Count how many lines in the material below hold the word "Gatito"; the reply is that number alone.
· · · · · · ·
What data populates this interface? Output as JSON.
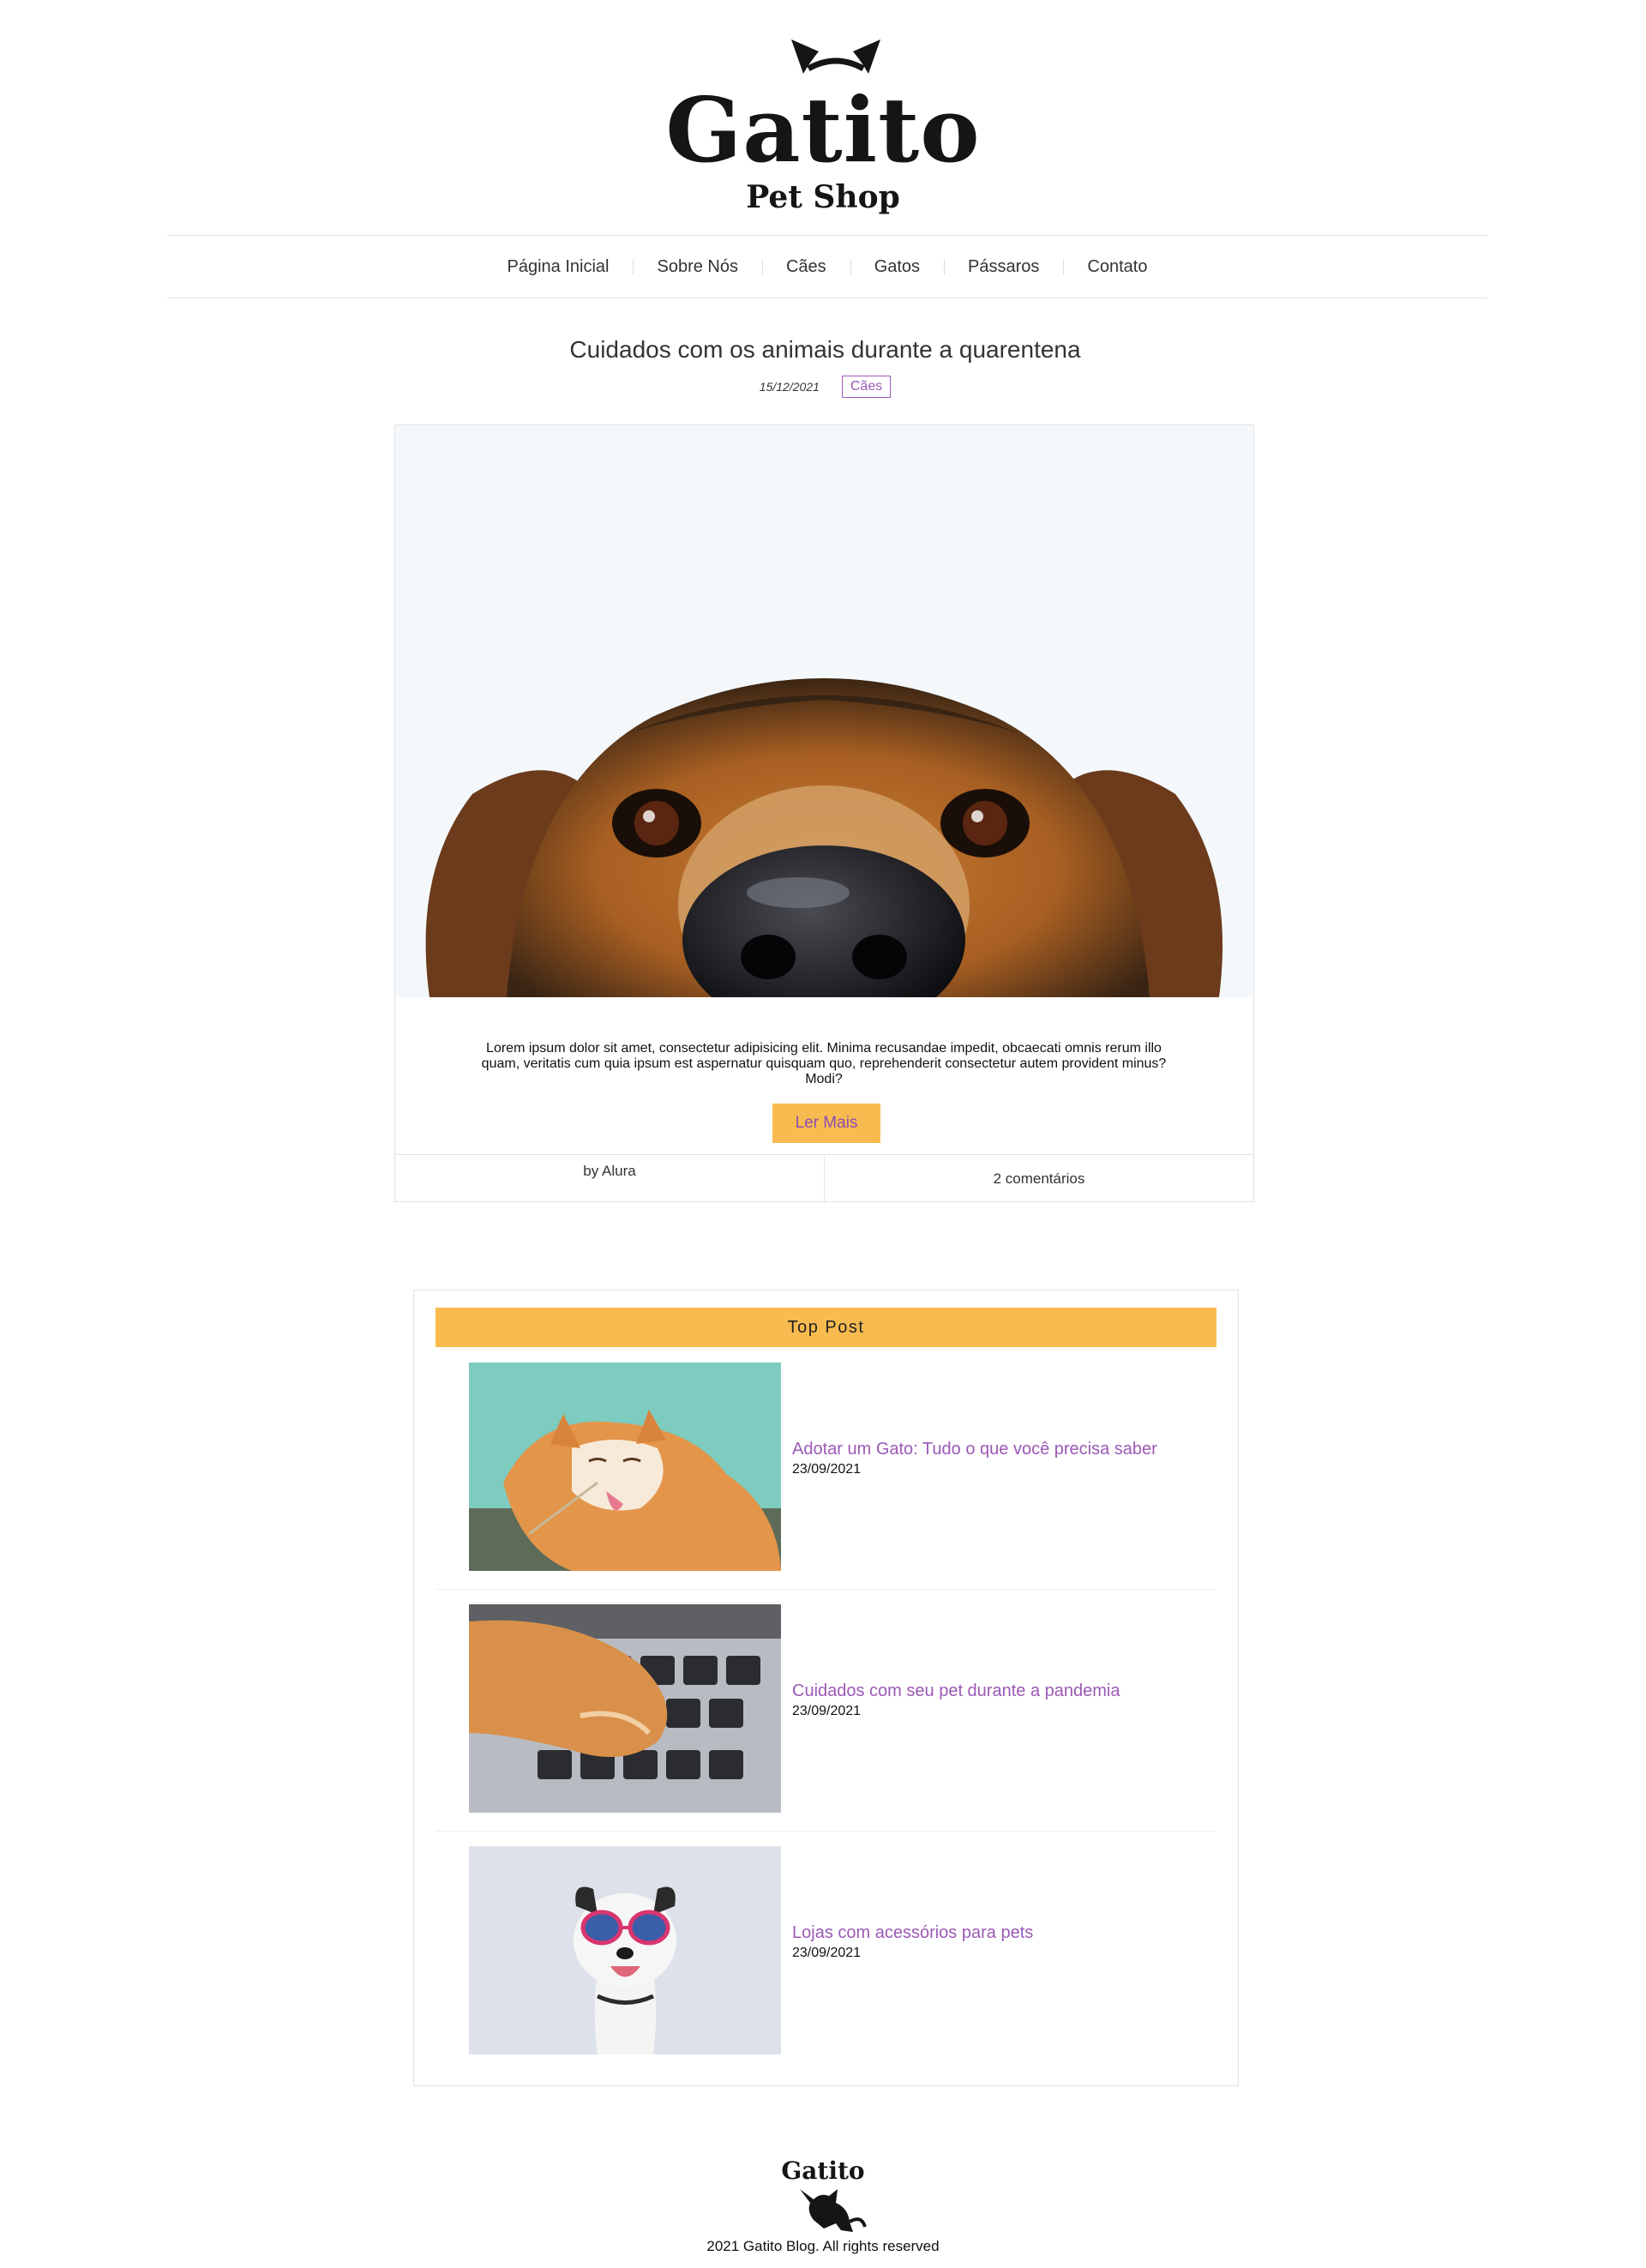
{
  "brand": {
    "name": "Gatito",
    "tagline": "Pet Shop"
  },
  "nav": {
    "items": [
      "Página Inicial",
      "Sobre Nós",
      "Cães",
      "Gatos",
      "Pássaros",
      "Contato"
    ]
  },
  "post": {
    "title": "Cuidados com os animais durante a quarentena",
    "date": "15/12/2021",
    "category": "Cães",
    "image_icon": "dog-photo",
    "excerpt": "Lorem ipsum dolor sit amet, consectetur adipisicing elit. Minima recusandae impedit, obcaecati omnis rerum illo quam, veritatis cum quia ipsum est aspernatur quisquam quo, reprehenderit consectetur autem provident minus? Modi?",
    "read_more": "Ler Mais",
    "author": "by Alura",
    "comments": "2 comentários"
  },
  "top_posts": {
    "heading": "Top Post",
    "items": [
      {
        "title": "Adotar um Gato: Tudo o que você precisa saber",
        "date": "23/09/2021",
        "image_icon": "cat-photo"
      },
      {
        "title": "Cuidados com seu pet durante a pandemia",
        "date": "23/09/2021",
        "image_icon": "cat-paw-keyboard-photo"
      },
      {
        "title": "Lojas com acessórios para pets",
        "date": "23/09/2021",
        "image_icon": "dog-sunglasses-photo"
      }
    ]
  },
  "footer": {
    "logo_text": "Gatito",
    "copyright": "2021 Gatito Blog. All rights reserved"
  },
  "colors": {
    "accent": "#f8bb4f",
    "link": "#9b59b6",
    "text": "#333333"
  }
}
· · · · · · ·
:: OUTPUT FOR THIS EXERCISE ::
3